In 2014, FICO, whose credit score is used by the vast majority of lending agencies, readjusted its formula to lessen the significance of medical debt, after the Consumer Financial Protection Bureau published a report that questioned whether credit bureaus were overpenalizing medical debt. Medical debt is different from some other types of debt because it often arises from uncontrollable circumstances and it is more likely than other types of debt to be related to a dispute between insurers and providers.
But medical debt still affects credit scores. How significantly depends on several factors, including the size of the debt and how many medical bill accounts have been sent to collections. A delinquent medical bill may not make much of a difference in an already low credit score, but it could make a dent in an otherwise unblemished credit report.
Debt collectors know how terrified people are of ruining their credit rating, and take advantage, said Justin Song, a lead research analyst for ValuePenguin, a consumer finance website.
“It’s a known strategy for debt collectors to make debtors feel like small fish. They make them feel overwhelmed and next thing, they end up paying thousands of dollars in debt they didn’t even owe because they felt pushed around,” Song said.
Politzer snapped into action when she got the new collections notice.
After confirming with Crozer that she had a zero-dollar balance, she called EOS. The agency told her she needed to provide proof that she’d settled her account with Crozer.
That’s not how it’s supposed to work, billing experts say.
Under the Fair Debt Collections Act, consumers have a right to request within 30 days of receiving a collection notice, proof of the debt the agency is seeking to collect and to dispute all or part of the debt. Agencies are required to tell people of this right and can’t continue trying to collect the debt until they’ve provided written verification of the debt, such as a copy of the bill, according to the Federal Trade Commission.
EOS in 2015 was ordered to pay $2.5 million in refunds and penalties for collecting old cell-phone debt that people disputed and the company did not verify.
The letter Politzer received, which The Inquirer reviewed, does not mention the right to dispute the debt.
The company did not respond to a request for comment.
Federal regulators have stepped up consumer protections in recent years, said Mark Rukavina, a business development manager with Community Catalyst, a health policy group that advocates for affordable care.
Following a New York-based lawsuit in 2015, the three major credit agencies are required to wait six months before recording new reports of medical debt.

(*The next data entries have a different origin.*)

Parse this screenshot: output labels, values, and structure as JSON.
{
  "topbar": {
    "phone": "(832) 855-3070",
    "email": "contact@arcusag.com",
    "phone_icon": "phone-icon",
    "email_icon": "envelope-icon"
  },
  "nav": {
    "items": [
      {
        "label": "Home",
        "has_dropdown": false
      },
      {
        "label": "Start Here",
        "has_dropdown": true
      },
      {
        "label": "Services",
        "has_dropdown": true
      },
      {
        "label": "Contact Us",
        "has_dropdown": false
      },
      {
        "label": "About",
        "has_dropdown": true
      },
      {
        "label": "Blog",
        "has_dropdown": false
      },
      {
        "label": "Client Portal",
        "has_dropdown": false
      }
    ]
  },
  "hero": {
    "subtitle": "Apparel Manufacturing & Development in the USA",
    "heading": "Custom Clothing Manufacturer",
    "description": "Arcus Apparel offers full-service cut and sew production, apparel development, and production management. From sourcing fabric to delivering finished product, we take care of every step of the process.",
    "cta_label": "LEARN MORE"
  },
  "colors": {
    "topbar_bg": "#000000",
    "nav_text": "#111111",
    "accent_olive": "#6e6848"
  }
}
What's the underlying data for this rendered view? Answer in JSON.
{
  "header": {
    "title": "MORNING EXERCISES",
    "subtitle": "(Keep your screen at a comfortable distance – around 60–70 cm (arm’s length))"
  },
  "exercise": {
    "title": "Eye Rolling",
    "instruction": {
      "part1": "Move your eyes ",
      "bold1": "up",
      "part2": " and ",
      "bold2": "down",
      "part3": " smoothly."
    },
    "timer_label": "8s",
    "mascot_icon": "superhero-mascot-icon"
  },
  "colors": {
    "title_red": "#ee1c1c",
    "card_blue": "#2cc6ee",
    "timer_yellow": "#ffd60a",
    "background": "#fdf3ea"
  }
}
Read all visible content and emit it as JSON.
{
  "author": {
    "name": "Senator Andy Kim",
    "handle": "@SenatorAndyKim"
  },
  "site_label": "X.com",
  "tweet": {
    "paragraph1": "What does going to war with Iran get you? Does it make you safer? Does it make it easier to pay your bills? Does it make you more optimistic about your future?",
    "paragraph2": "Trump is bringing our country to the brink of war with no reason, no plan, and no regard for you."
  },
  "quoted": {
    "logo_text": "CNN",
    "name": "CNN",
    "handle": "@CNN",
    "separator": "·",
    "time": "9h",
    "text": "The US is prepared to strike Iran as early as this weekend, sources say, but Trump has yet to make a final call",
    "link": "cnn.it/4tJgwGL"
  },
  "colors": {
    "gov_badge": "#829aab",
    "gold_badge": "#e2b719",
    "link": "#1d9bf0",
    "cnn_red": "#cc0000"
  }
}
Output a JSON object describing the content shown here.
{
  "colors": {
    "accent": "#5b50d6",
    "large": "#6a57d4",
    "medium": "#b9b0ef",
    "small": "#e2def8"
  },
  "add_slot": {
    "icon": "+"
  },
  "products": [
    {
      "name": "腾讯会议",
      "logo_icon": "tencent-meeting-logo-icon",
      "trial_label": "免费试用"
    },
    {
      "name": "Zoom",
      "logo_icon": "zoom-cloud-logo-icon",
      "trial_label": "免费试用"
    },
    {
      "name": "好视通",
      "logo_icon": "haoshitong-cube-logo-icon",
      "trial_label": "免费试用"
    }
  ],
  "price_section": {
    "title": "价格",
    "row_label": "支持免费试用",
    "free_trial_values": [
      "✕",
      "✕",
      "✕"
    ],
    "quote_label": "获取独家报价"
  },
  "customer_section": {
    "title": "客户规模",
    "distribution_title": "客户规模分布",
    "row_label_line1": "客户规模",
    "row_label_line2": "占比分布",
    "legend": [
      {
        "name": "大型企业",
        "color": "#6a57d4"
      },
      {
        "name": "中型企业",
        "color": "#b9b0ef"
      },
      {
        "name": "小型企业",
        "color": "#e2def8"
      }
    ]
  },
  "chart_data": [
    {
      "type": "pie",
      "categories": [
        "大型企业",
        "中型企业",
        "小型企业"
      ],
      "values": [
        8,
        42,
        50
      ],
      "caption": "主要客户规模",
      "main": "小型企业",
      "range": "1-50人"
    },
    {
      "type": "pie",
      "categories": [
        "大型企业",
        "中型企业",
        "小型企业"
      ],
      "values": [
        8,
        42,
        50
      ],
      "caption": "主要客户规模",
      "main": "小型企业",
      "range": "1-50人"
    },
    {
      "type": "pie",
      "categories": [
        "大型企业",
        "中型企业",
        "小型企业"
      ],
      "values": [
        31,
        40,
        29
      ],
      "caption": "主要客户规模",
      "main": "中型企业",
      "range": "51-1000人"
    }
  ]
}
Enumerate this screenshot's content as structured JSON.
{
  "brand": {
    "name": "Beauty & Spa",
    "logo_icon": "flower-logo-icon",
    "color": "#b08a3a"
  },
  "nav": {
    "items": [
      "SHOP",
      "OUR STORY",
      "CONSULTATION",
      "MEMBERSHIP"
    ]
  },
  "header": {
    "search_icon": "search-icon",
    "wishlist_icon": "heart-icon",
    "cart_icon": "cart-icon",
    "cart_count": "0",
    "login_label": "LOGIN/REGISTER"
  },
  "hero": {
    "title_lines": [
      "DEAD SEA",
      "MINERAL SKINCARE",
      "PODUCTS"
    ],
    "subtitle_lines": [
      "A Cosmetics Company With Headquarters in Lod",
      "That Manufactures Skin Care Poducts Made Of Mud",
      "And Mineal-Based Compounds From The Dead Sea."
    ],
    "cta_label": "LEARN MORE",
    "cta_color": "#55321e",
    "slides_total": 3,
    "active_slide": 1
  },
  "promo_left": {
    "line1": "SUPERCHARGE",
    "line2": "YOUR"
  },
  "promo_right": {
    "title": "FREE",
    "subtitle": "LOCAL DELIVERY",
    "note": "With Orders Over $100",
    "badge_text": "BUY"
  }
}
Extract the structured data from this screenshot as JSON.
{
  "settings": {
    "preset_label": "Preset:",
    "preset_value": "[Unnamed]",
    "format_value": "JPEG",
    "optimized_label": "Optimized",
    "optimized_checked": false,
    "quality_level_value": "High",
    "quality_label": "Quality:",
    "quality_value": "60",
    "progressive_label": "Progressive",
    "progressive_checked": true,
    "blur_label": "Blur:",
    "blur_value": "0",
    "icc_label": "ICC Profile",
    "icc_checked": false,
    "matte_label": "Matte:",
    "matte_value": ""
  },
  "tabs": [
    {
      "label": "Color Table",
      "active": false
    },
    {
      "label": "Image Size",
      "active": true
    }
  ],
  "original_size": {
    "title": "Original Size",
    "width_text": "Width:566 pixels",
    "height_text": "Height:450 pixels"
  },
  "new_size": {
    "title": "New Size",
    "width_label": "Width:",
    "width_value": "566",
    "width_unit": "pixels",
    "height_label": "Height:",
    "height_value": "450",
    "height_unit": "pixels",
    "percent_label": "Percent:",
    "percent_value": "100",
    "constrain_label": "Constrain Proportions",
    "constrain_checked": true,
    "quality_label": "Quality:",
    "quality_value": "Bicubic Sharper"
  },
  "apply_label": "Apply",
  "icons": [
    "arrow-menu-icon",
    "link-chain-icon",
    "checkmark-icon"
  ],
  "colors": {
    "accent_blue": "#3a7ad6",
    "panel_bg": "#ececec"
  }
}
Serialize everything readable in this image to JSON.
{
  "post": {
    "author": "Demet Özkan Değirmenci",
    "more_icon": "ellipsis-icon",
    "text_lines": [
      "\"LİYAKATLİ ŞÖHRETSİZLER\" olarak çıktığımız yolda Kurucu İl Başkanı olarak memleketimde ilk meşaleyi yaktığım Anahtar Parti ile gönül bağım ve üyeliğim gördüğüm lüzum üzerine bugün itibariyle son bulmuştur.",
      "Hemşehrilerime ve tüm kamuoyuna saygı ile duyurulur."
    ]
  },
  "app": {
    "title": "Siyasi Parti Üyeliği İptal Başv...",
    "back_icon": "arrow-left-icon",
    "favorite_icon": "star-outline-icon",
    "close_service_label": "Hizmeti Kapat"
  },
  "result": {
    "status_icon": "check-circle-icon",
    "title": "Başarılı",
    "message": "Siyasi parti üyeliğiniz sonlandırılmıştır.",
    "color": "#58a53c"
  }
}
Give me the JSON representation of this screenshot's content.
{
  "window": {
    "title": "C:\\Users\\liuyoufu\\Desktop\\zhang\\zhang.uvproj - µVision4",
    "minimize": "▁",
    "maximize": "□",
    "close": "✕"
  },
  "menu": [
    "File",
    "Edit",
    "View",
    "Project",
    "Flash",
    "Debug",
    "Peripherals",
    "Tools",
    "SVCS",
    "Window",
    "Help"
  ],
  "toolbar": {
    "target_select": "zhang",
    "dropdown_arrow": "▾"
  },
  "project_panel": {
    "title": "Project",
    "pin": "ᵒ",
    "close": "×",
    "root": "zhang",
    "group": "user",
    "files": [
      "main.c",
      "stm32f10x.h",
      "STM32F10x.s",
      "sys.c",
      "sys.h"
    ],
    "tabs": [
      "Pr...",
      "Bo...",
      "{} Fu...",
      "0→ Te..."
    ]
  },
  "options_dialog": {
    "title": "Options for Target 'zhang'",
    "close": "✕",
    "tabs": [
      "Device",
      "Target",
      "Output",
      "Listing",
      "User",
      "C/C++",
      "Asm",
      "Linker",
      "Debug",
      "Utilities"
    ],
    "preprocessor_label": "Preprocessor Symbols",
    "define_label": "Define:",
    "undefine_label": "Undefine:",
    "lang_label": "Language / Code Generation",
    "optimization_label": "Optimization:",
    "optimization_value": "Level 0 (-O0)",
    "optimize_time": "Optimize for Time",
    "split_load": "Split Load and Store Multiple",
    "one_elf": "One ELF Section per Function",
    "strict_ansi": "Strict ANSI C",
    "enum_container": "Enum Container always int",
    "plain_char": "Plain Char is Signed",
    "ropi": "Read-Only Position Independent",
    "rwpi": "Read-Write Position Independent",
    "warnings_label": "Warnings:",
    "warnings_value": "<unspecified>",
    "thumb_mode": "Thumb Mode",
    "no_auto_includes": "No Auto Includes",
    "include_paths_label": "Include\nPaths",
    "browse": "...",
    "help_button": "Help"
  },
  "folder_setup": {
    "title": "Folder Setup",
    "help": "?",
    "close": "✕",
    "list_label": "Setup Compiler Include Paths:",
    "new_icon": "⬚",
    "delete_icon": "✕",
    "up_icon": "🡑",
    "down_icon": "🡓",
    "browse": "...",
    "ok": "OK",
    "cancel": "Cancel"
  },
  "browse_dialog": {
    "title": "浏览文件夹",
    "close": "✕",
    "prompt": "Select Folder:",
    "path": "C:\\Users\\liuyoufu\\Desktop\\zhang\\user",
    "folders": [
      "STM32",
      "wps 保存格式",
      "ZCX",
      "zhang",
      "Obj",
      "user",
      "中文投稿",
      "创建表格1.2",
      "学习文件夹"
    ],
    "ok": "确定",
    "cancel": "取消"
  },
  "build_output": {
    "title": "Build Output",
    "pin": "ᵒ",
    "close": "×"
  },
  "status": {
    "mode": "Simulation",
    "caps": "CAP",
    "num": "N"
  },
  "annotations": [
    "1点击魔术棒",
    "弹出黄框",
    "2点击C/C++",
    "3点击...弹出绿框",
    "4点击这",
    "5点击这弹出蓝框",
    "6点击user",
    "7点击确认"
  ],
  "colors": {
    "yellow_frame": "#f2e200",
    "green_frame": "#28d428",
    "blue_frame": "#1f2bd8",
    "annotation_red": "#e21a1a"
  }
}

If an insurance company eventually pays a debt, it should be removed from their report.
Consumers can also appeal a debt collection attempt and request that an agency stop contacting them.
“Unfortunately,” Rukavina said, “the burden is on the consumer to take advantage of these protections.”
In the meantime, consumers are inundated with calls and messages from debt collectors.
A third of respondents in a 2017 survey by the Consumer Financial Protection Bureau said the most recent debt collector to contact them made at least four attempts in a week; a smaller group said a debt collector made at least eight attempts a week to contact them.
“Collections agencies are much more aggressive than they were because they have more means to get in touch with you,” said Jill Gonzalez, a senior analyst for WalletHub, a consumer finance website.
More than half of respondents said they’d been contacted by a debt collector for an unpaid bill they did not believe was theirs. But only a quarter who’d been contacted by a debt collector said they had disputed the debt.
Consumers who are unaware of their rights or unable to protect themselves risk damaged credit, which can affect their access to new credit lines, creates stress, and can become its own barrier to health care.
“There have been some improvements ... but it’s still really a broken system for a lot of consumers,” said Bosco, of the National Consumer Law Center.